It might seem as if people and events in the world are directly responsible for our feelings. For instance, it is not uncommon to hear someone say, “He made me mad” or “She made me cry.” It can certainly feel like such statements are true. But are they really?
Suppose you are driving on the road and you are approaching a stop sign at an intersection. What happens when you get there? If you’re like most people, you might answer that question by saying something like, “Well… you stop.” That response seems to make sense on the surface. It’s easy to believe that stop signs “make” people stop.
But is that really what happens? Have you ever rolled through a stop sign? Have you ever blown by a stop sign without seeing it? Even if you haven’t personally, it’s likely that you have seen someone else do these things. Clearly, stop signs don’t “make” people stop. If they did, we would all stop every time we approached one.
What causes you to stop is more complicated than the sign itself. There is actually a chain reaction at work. That chain reaction has to do with what we might call the ABCs of CBT (Cognitive Behavioral Therapy).
|A||Activating Event||Something that someone does, something that happens in the world, or something you encounter|
|B||Beliefs||What you tell yourself about the Activating Event, the story you make up about its meaning|
|C||Consequences||Both what you feel as a result of your beliefs and how you behave in reaction to those beliefs|
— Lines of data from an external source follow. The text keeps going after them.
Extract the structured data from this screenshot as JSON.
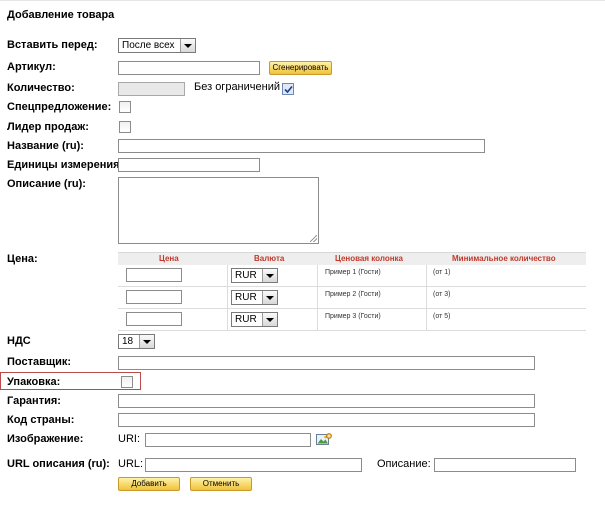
{
  "page": {
    "title": "Добавление товара"
  },
  "form": {
    "insert_before": {
      "label": "Вставить перед:",
      "value": "После всех"
    },
    "article": {
      "label": "Артикул:",
      "value": "",
      "generate_label": "Сгенерировать"
    },
    "quantity": {
      "label": "Количество:",
      "value": "",
      "unlimited_label": "Без ограничений",
      "unlimited_checked": true
    },
    "special_offer": {
      "label": "Спецпредложение:",
      "checked": false
    },
    "bestseller": {
      "label": "Лидер продаж:",
      "checked": false
    },
    "name": {
      "label": "Название (ru):",
      "value": ""
    },
    "units": {
      "label": "Единицы измерения:",
      "value": ""
    },
    "description": {
      "label": "Описание (ru):",
      "value": ""
    },
    "price": {
      "label": "Цена:",
      "headers": [
        "Цена",
        "Валюта",
        "Ценовая колонка",
        "Минимальное количество"
      ],
      "rows": [
        {
          "price": "",
          "currency": "RUR",
          "column": "Пример 1 (Гости)",
          "min_qty": "(от 1)"
        },
        {
          "price": "",
          "currency": "RUR",
          "column": "Пример 2 (Гости)",
          "min_qty": "(от 3)"
        },
        {
          "price": "",
          "currency": "RUR",
          "column": "Пример 3 (Гости)",
          "min_qty": "(от 5)"
        }
      ]
    },
    "vat": {
      "label": "НДС",
      "value": "18"
    },
    "supplier": {
      "label": "Поставщик:",
      "value": ""
    },
    "packaging": {
      "label": "Упаковка:",
      "checked": false
    },
    "warranty": {
      "label": "Гарантия:",
      "value": ""
    },
    "country_code": {
      "label": "Код страны:",
      "value": ""
    },
    "image": {
      "label": "Изображение:",
      "url_label": "URI:",
      "value": ""
    },
    "url_description": {
      "label": "URL описания (ru):",
      "url_label": "URL:",
      "desc_label": "Описание:",
      "url_value": "",
      "desc_value": ""
    }
  },
  "actions": {
    "add_label": "Добавить",
    "cancel_label": "Отменить"
  },
  "colors": {
    "header_text": "#c0392b",
    "button_gradient_top": "#fff2a8",
    "button_gradient_bottom": "#f0c23a",
    "highlight_border": "#b84a4a"
  },
  "icons": {
    "image_picker": "image-add-icon",
    "checkbox_tick": "check-icon",
    "dropdown": "chevron-down-icon"
  }
}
Let’s return to the stop sign example. Let’s say that a driver, Steve, is traveling through a neighborhood where the police tend to patrol aggressively. Steve reminds himself that he has seen a lot of people get pulled over. He has already been pulled over many times before, and he believes that he would lose his license if he were to get pulled over again. He tells himself that he should really change his ways and drive more responsibly. He is sure that his wife would be angry with him if he lost his license. He thinks his boss might fire him if he could no longer drive to work. This series of beliefs about himself and his circumstance might lead him to feel guilty and embarrassed about his past behavior and anxious about getting pulled over again. His emotional discomfort would then lead him to stop at the stop sign.
Now let’s imagine a different driver, John, approaching the very same stop sign. John has never been pulled over or been ticketed for any moving violation before. He thinks of himself as a very responsible driver. He has never seen any police officers in the neighborhood and does not believe that he would be pulled over if he were to run a stop sign. He has his pregnant wife in the car with him, and he is determined to get her to the hospital as fast as he can because he believes that she is likely to deliver their baby at any moment. He also believes that, if he were to get pulled over, a police officer would understand his emergency and not ticket him for failing to stop. John’s beliefs are very different from Steve’s, even though both Steve and John are approaching the very same stop sign. John’s beliefs do not lead him to feel guilty, embarrassed, or anxious. Instead, John feels confident, determined, and justified in his decision to drive right on through the stop sign.
In this example, both men face the very same stressor or Activating Event (the stop sign), yet they have very different emotional reactions and behavioral responses to it – one man stops while the other one goes. If stop signs “made” people stop, both men would stop. If stop signs “made” people go, both men would go. However, the stop sign is the same for both men and yet their reactions are different. This means that it is not the sign itself that causes emotional or behavioral consequences; instead, it is something else – their beliefs about the stop sign. Their different beliefs lead to very different emotional and behavioral reactions.
In the same way that this simple example is true, the ABCs of CBT apply to any stressor we can imagine – even the big ones. Stressors do not have a rigid meaning attached to them.
Our beliefs about stressors (Activating Events) are what lead to our feelings and our behaviors.
It is not accurate to say “He made me mad.” It would be more accurate to say, “My beliefs about his actions led me to feel angry.” If your goal is to change the way you are feeling or behaving in response to stress, be sure to look at your thought process and be prepared to change your beliefs.